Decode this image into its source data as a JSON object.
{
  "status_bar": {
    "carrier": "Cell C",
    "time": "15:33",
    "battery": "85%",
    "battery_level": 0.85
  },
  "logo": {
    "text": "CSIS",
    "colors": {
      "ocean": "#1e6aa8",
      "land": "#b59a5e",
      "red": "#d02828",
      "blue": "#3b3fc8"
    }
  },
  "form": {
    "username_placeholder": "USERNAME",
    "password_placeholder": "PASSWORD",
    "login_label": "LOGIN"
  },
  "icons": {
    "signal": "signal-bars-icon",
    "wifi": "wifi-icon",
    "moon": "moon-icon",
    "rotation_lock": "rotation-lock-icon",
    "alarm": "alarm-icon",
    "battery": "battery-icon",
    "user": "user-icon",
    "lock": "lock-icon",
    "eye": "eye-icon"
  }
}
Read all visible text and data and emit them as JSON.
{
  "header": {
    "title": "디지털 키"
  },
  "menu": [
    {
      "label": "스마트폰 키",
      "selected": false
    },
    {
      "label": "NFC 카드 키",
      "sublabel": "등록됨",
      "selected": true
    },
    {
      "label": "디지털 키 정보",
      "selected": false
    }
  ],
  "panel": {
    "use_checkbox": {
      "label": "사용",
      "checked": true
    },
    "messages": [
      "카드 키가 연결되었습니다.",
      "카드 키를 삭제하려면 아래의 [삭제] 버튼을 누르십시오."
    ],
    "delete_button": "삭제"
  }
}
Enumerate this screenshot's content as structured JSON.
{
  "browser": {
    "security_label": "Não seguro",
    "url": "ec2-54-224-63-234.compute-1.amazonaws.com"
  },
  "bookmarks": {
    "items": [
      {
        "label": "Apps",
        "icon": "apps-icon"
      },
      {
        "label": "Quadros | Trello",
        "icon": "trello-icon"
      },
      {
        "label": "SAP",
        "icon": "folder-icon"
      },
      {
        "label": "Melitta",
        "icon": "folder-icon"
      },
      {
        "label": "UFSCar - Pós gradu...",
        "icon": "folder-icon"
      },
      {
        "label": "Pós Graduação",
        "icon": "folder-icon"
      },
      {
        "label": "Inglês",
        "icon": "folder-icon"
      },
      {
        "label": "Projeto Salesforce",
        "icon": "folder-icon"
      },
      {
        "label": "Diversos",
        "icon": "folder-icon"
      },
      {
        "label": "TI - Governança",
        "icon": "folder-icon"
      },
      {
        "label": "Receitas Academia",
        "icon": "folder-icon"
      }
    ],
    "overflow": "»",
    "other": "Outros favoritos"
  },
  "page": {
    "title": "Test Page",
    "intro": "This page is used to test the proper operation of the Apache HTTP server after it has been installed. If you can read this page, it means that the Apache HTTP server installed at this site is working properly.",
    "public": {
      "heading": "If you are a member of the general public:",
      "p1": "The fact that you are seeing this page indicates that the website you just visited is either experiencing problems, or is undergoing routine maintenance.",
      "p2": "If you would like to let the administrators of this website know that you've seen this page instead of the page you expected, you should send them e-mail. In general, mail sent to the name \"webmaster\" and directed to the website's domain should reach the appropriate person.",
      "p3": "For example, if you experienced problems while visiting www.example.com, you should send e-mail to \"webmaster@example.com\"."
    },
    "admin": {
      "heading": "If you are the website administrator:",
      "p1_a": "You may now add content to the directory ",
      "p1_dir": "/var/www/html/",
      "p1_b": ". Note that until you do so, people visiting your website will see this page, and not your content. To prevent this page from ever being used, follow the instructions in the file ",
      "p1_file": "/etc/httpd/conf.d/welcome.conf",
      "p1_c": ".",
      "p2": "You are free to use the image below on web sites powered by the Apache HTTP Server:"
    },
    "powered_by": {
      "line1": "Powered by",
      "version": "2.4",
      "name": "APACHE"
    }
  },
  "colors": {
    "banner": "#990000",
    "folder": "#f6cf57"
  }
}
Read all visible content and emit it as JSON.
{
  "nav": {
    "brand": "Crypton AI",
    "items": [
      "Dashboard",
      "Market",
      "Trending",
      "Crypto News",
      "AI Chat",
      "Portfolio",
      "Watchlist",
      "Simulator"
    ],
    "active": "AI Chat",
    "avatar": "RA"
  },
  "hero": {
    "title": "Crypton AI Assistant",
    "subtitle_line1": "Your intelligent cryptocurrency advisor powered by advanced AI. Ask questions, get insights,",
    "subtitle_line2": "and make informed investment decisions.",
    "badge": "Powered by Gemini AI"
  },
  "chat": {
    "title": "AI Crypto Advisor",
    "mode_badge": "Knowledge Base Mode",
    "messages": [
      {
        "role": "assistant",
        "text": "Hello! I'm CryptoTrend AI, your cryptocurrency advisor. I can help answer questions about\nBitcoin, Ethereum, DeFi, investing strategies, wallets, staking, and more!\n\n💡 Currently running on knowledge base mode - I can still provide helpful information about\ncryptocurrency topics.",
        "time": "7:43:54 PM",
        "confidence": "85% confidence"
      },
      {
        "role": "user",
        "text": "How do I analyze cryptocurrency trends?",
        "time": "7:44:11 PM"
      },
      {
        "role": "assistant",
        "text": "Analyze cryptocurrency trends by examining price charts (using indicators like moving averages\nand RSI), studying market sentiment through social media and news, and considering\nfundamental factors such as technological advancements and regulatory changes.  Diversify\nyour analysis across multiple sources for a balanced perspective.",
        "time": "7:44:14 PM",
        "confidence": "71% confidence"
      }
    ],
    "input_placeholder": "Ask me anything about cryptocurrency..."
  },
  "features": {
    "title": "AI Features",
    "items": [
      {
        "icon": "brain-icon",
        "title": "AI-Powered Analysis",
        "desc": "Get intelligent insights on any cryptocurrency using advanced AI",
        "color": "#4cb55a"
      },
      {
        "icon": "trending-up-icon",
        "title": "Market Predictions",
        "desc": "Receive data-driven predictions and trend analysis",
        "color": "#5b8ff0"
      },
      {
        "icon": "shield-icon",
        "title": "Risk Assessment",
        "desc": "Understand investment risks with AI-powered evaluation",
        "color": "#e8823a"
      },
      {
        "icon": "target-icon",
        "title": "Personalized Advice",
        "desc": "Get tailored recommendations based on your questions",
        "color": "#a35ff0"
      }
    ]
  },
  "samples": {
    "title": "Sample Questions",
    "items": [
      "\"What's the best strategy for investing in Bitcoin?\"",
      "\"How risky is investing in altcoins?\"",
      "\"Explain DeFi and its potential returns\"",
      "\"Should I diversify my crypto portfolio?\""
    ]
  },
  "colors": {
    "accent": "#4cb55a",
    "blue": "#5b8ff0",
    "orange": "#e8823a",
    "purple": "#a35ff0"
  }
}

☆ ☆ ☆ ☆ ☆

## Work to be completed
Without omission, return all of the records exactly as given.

## Task response
Decode this image into its source data as a JSON object.
{
  "status_bar": {
    "carrier": "Cell C",
    "time": "15:33",
    "battery": "85%",
    "battery_level": 0.85
  },
  "logo": {
    "text": "CSIS",
    "colors": {
      "ocean": "#1e6aa8",
      "land": "#b59a5e",
      "red": "#d02828",
      "blue": "#3b3fc8"
    }
  },
  "form": {
    "username_placeholder": "USERNAME",
    "password_placeholder": "PASSWORD",
    "login_label": "LOGIN"
  },
  "icons": {
    "signal": "signal-bars-icon",
    "wifi": "wifi-icon",
    "moon": "moon-icon",
    "rotation_lock": "rotation-lock-icon",
    "alarm": "alarm-icon",
    "battery": "battery-icon",
    "user": "user-icon",
    "lock": "lock-icon",
    "eye": "eye-icon"
  }
}
Read all visible text and data and emit them as JSON.
{
  "header": {
    "title": "디지털 키"
  },
  "menu": [
    {
      "label": "스마트폰 키",
      "selected": false
    },
    {
      "label": "NFC 카드 키",
      "sublabel": "등록됨",
      "selected": true
    },
    {
      "label": "디지털 키 정보",
      "selected": false
    }
  ],
  "panel": {
    "use_checkbox": {
      "label": "사용",
      "checked": true
    },
    "messages": [
      "카드 키가 연결되었습니다.",
      "카드 키를 삭제하려면 아래의 [삭제] 버튼을 누르십시오."
    ],
    "delete_button": "삭제"
  }
}
Enumerate this screenshot's content as structured JSON.
{
  "browser": {
    "security_label": "Não seguro",
    "url": "ec2-54-224-63-234.compute-1.amazonaws.com"
  },
  "bookmarks": {
    "items": [
      {
        "label": "Apps",
        "icon": "apps-icon"
      },
      {
        "label": "Quadros | Trello",
        "icon": "trello-icon"
      },
      {
        "label": "SAP",
        "icon": "folder-icon"
      },
      {
        "label": "Melitta",
        "icon": "folder-icon"
      },
      {
        "label": "UFSCar - Pós gradu...",
        "icon": "folder-icon"
      },
      {
        "label": "Pós Graduação",
        "icon": "folder-icon"
      },
      {
        "label": "Inglês",
        "icon": "folder-icon"
      },
      {
        "label": "Projeto Salesforce",
        "icon": "folder-icon"
      },
      {
        "label": "Diversos",
        "icon": "folder-icon"
      },
      {
        "label": "TI - Governança",
        "icon": "folder-icon"
      },
      {
        "label": "Receitas Academia",
        "icon": "folder-icon"
      }
    ],
    "overflow": "»",
    "other": "Outros favoritos"
  },
  "page": {
    "title": "Test Page",
    "intro": "This page is used to test the proper operation of the Apache HTTP server after it has been installed. If you can read this page, it means that the Apache HTTP server installed at this site is working properly.",
    "public": {
      "heading": "If you are a member of the general public:",
      "p1": "The fact that you are seeing this page indicates that the website you just visited is either experiencing problems, or is undergoing routine maintenance.",
      "p2": "If you would like to let the administrators of this website know that you've seen this page instead of the page you expected, you should send them e-mail. In general, mail sent to the name \"webmaster\" and directed to the website's domain should reach the appropriate person.",
      "p3": "For example, if you experienced problems while visiting www.example.com, you should send e-mail to \"webmaster@example.com\"."
    },
    "admin": {
      "heading": "If you are the website administrator:",
      "p1_a": "You may now add content to the directory ",
      "p1_dir": "/var/www/html/",
      "p1_b": ". Note that until you do so, people visiting your website will see this page, and not your content. To prevent this page from ever being used, follow the instructions in the file ",
      "p1_file": "/etc/httpd/conf.d/welcome.conf",
      "p1_c": ".",
      "p2": "You are free to use the image below on web sites powered by the Apache HTTP Server:"
    },
    "powered_by": {
      "line1": "Powered by",
      "version": "2.4",
      "name": "APACHE"
    }
  },
  "colors": {
    "banner": "#990000",
    "folder": "#f6cf57"
  }
}
Read all visible content and emit it as JSON.
{
  "nav": {
    "brand": "Crypton AI",
    "items": [
      "Dashboard",
      "Market",
      "Trending",
      "Crypto News",
      "AI Chat",
      "Portfolio",
      "Watchlist",
      "Simulator"
    ],
    "active": "AI Chat",
    "avatar": "RA"
  },
  "hero": {
    "title": "Crypton AI Assistant",
    "subtitle_line1": "Your intelligent cryptocurrency advisor powered by advanced AI. Ask questions, get insights,",
    "subtitle_line2": "and make informed investment decisions.",
    "badge": "Powered by Gemini AI"
  },
  "chat": {
    "title": "AI Crypto Advisor",
    "mode_badge": "Knowledge Base Mode",
    "messages": [
      {
        "role": "assistant",
        "text": "Hello! I'm CryptoTrend AI, your cryptocurrency advisor. I can help answer questions about\nBitcoin, Ethereum, DeFi, investing strategies, wallets, staking, and more!\n\n💡 Currently running on knowledge base mode - I can still provide helpful information about\ncryptocurrency topics.",
        "time": "7:43:54 PM",
        "confidence": "85% confidence"
      },
      {
        "role": "user",
        "text": "How do I analyze cryptocurrency trends?",
        "time": "7:44:11 PM"
      },
      {
        "role": "assistant",
        "text": "Analyze cryptocurrency trends by examining price charts (using indicators like moving averages\nand RSI), studying market sentiment through social media and news, and considering\nfundamental factors such as technological advancements and regulatory changes.  Diversify\nyour analysis across multiple sources for a balanced perspective.",
        "time": "7:44:14 PM",
        "confidence": "71% confidence"
      }
    ],
    "input_placeholder": "Ask me anything about cryptocurrency..."
  },
  "features": {
    "title": "AI Features",
    "items": [
      {
        "icon": "brain-icon",
        "title": "AI-Powered Analysis",
        "desc": "Get intelligent insights on any cryptocurrency using advanced AI",
        "color": "#4cb55a"
      },
      {
        "icon": "trending-up-icon",
        "title": "Market Predictions",
        "desc": "Receive data-driven predictions and trend analysis",
        "color": "#5b8ff0"
      },
      {
        "icon": "shield-icon",
        "title": "Risk Assessment",
        "desc": "Understand investment risks with AI-powered evaluation",
        "color": "#e8823a"
      },
      {
        "icon": "target-icon",
        "title": "Personalized Advice",
        "desc": "Get tailored recommendations based on your questions",
        "color": "#a35ff0"
      }
    ]
  },
  "samples": {
    "title": "Sample Questions",
    "items": [
      "\"What's the best strategy for investing in Bitcoin?\"",
      "\"How risky is investing in altcoins?\"",
      "\"Explain DeFi and its potential returns\"",
      "\"Should I diversify my crypto portfolio?\""
    ]
  },
  "colors": {
    "accent": "#4cb55a",
    "blue": "#5b8ff0",
    "orange": "#e8823a",
    "purple": "#a35ff0"
  }
}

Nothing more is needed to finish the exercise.